Supplied records »
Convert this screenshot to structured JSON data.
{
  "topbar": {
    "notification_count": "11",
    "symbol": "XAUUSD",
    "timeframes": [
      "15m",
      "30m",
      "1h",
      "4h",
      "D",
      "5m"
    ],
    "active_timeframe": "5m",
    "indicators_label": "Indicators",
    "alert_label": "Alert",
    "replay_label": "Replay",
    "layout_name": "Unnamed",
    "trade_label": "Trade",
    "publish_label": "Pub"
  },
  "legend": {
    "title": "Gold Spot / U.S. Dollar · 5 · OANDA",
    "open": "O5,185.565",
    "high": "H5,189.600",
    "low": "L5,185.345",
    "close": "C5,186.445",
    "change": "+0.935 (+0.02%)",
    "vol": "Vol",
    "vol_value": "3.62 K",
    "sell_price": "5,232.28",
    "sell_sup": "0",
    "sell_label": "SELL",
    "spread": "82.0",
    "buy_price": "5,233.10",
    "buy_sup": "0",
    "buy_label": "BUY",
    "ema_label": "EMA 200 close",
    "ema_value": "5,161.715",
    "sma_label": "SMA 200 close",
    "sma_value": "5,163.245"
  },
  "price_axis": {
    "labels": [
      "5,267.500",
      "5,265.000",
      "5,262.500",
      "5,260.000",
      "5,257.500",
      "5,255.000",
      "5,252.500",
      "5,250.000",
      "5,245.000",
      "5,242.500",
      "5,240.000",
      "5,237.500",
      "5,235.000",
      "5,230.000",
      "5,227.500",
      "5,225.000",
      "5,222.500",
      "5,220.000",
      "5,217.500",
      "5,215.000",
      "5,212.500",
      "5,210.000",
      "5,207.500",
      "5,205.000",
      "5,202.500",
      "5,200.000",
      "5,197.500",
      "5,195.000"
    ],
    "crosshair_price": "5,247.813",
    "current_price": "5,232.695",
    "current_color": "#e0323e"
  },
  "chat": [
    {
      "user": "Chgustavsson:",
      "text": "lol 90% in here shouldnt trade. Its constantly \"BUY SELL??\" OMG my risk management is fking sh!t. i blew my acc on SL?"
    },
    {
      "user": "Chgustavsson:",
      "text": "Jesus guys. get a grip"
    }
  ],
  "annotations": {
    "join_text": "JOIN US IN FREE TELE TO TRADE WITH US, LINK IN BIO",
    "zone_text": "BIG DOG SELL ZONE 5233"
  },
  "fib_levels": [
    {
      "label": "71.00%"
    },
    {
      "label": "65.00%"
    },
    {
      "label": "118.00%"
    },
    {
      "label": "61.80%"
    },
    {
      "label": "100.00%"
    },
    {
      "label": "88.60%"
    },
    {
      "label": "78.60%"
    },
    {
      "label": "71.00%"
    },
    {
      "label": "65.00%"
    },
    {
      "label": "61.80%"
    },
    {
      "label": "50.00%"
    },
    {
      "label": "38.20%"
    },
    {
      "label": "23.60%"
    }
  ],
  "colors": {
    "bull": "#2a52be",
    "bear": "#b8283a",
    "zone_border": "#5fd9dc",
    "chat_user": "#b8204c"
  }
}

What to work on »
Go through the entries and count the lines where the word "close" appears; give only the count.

Result for this task »
3